• Dataset entries:
- - - - -

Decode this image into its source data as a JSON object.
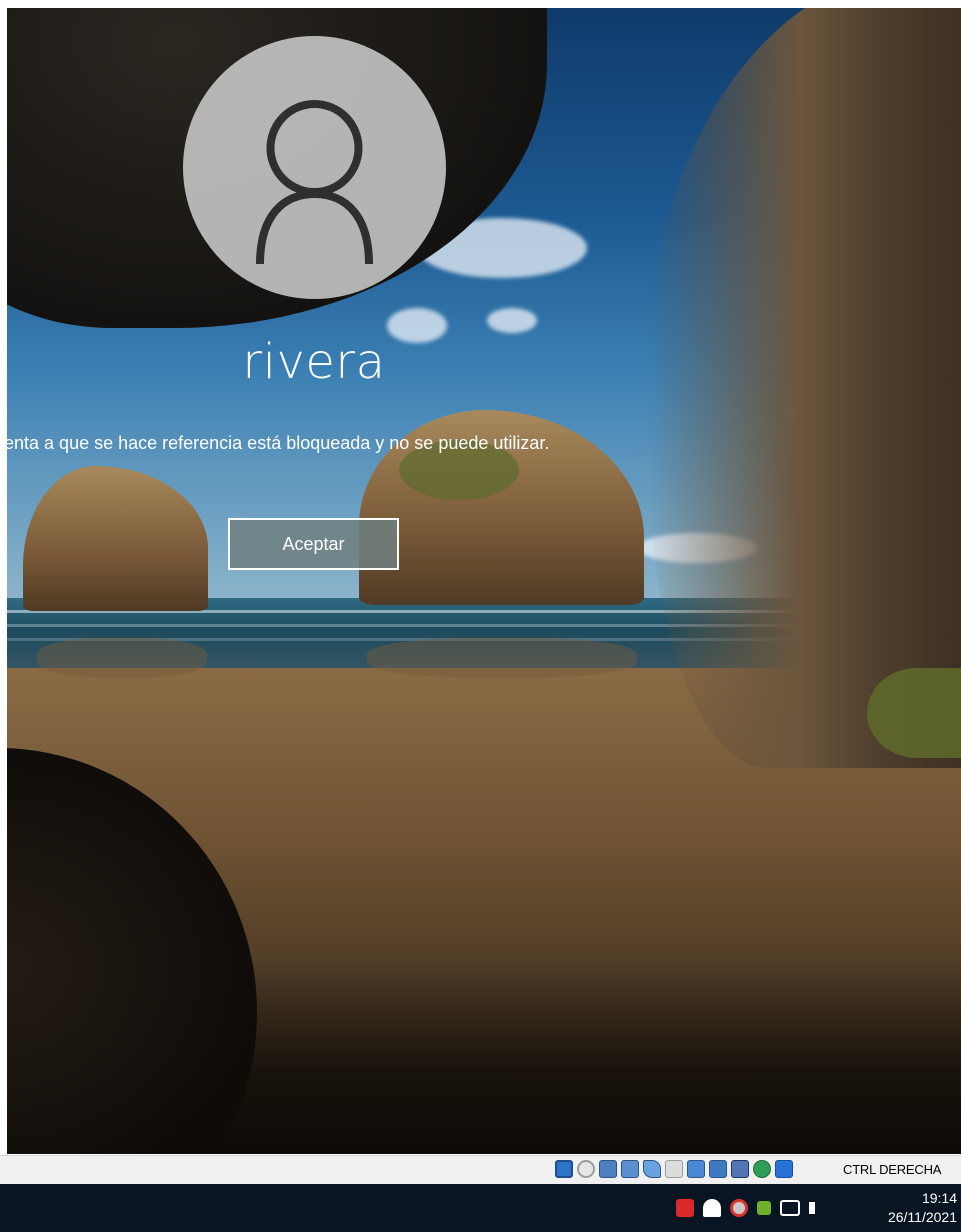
{
  "lock_screen": {
    "username": "rivera",
    "message": "cuenta a que se hace referencia está bloqueada y no se puede utilizar.",
    "ok_button_label": "Aceptar",
    "avatar_icon": "user-silhouette-icon"
  },
  "vm_statusbar": {
    "icons": [
      "hard-disk-icon",
      "optical-drive-icon",
      "audio-icon",
      "network-icon",
      "usb-icon",
      "shared-folders-icon",
      "display-icon",
      "video-capture-icon",
      "virtualization-icon",
      "mouse-integration-icon",
      "keyboard-capture-icon"
    ],
    "host_key_label": "CTRL DERECHA"
  },
  "taskbar": {
    "tray_icons": [
      "acrobat-icon",
      "security-shield-icon",
      "defender-alert-icon",
      "nvidia-icon",
      "network-icon",
      "volume-icon"
    ],
    "time": "19:14",
    "date": "26/11/2021"
  },
  "colors": {
    "taskbar_bg": "#0a1524",
    "statusbar_bg": "#f0f0f0",
    "button_bg": "#6e8080",
    "text": "#ffffff"
  }
}
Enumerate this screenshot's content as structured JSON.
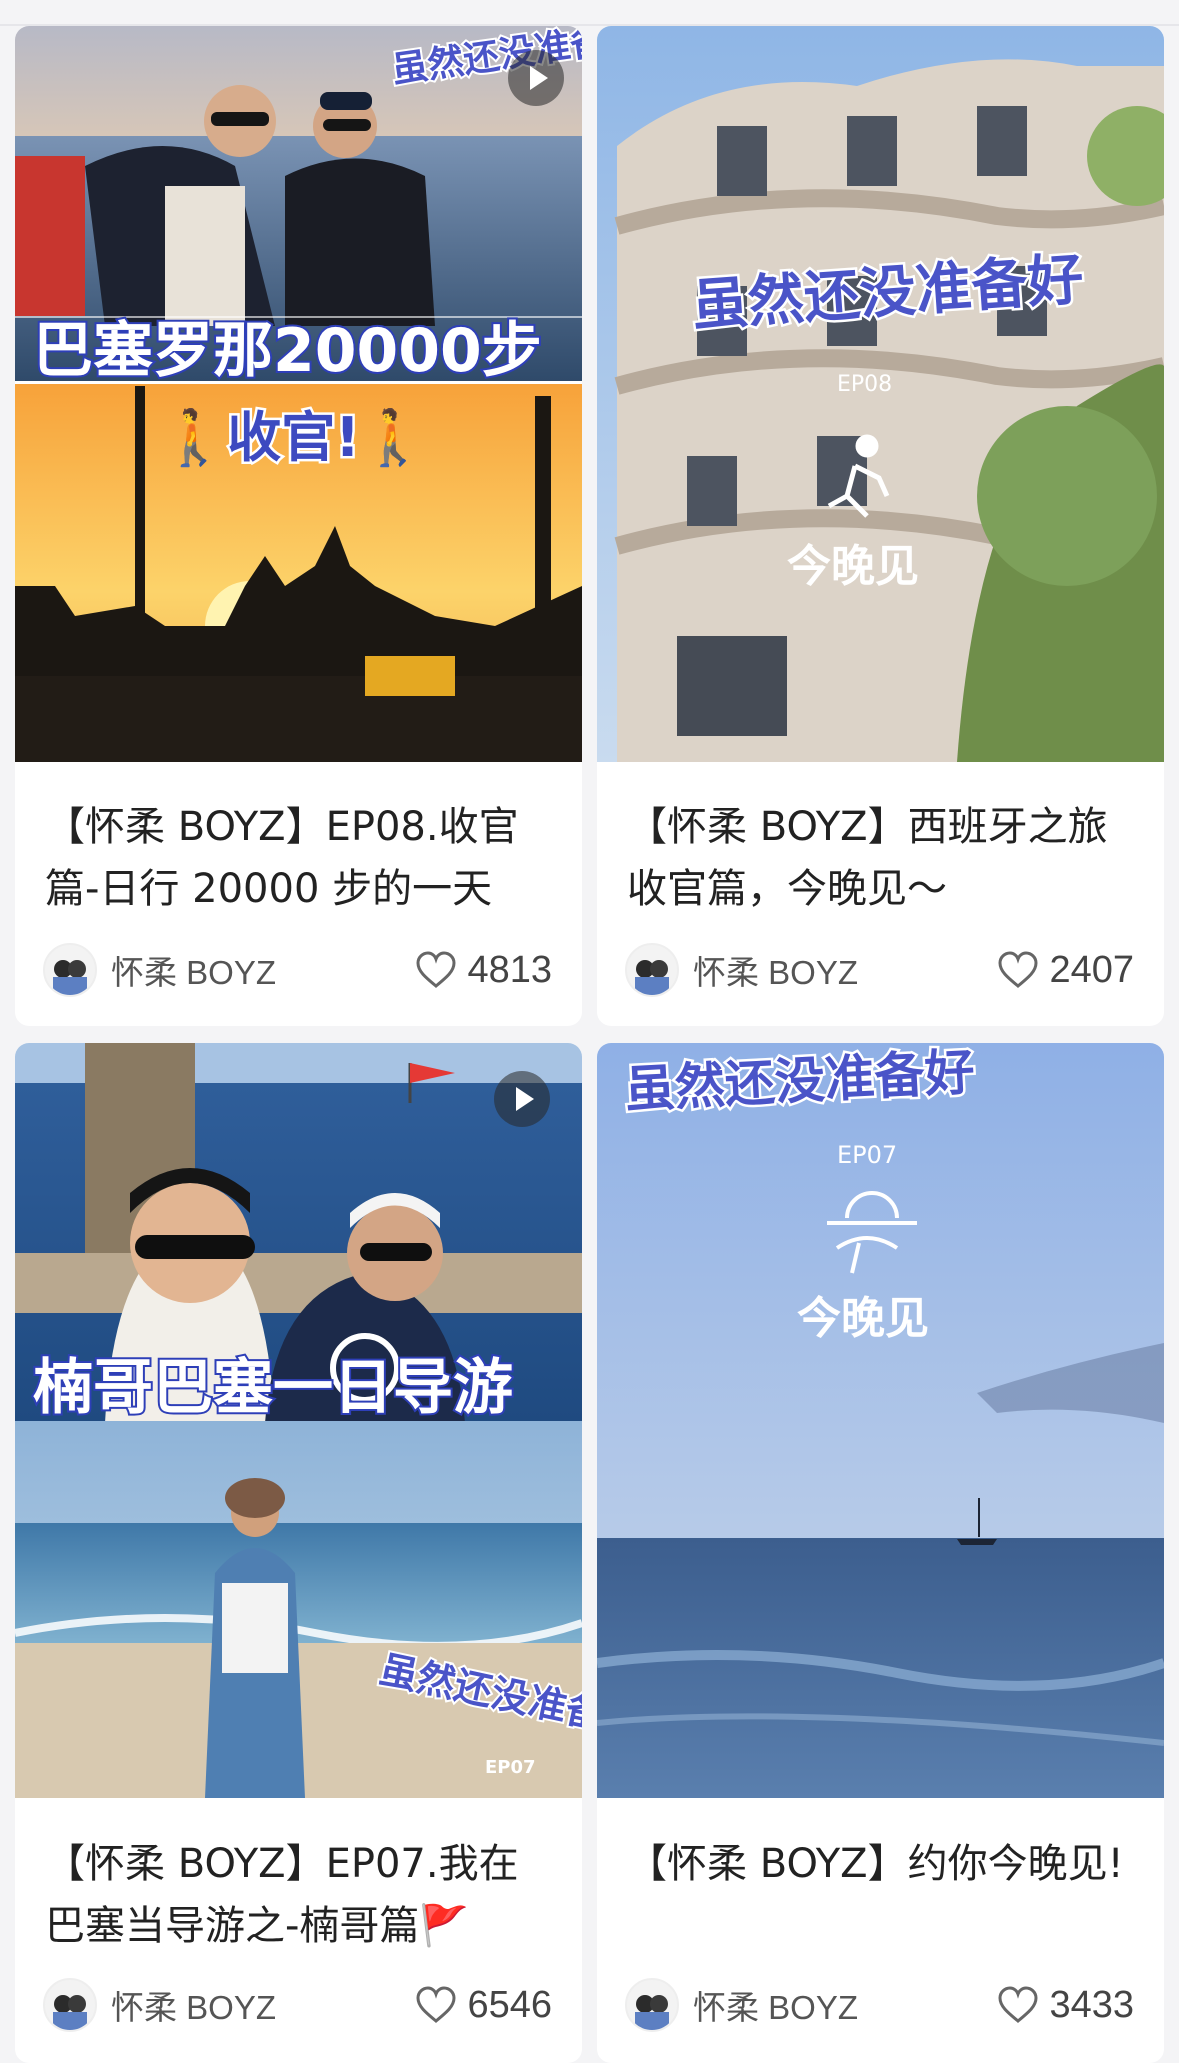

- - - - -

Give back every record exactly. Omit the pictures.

• Reply to the task:
Decode this image into its source data as a JSON object.
{
  "lock_screen": {
    "username": "rivera",
    "message": "cuenta a que se hace referencia está bloqueada y no se puede utilizar.",
    "ok_button_label": "Aceptar",
    "avatar_icon": "user-silhouette-icon"
  },
  "vm_statusbar": {
    "icons": [
      "hard-disk-icon",
      "optical-drive-icon",
      "audio-icon",
      "network-icon",
      "usb-icon",
      "shared-folders-icon",
      "display-icon",
      "video-capture-icon",
      "virtualization-icon",
      "mouse-integration-icon",
      "keyboard-capture-icon"
    ],
    "host_key_label": "CTRL DERECHA"
  },
  "taskbar": {
    "tray_icons": [
      "acrobat-icon",
      "security-shield-icon",
      "defender-alert-icon",
      "nvidia-icon",
      "network-icon",
      "volume-icon"
    ],
    "time": "19:14",
    "date": "26/11/2021"
  },
  "colors": {
    "taskbar_bg": "#0a1524",
    "statusbar_bg": "#f0f0f0",
    "button_bg": "#6e8080",
    "text": "#ffffff"
  }
}
Enumerate this screenshot's content as structured JSON.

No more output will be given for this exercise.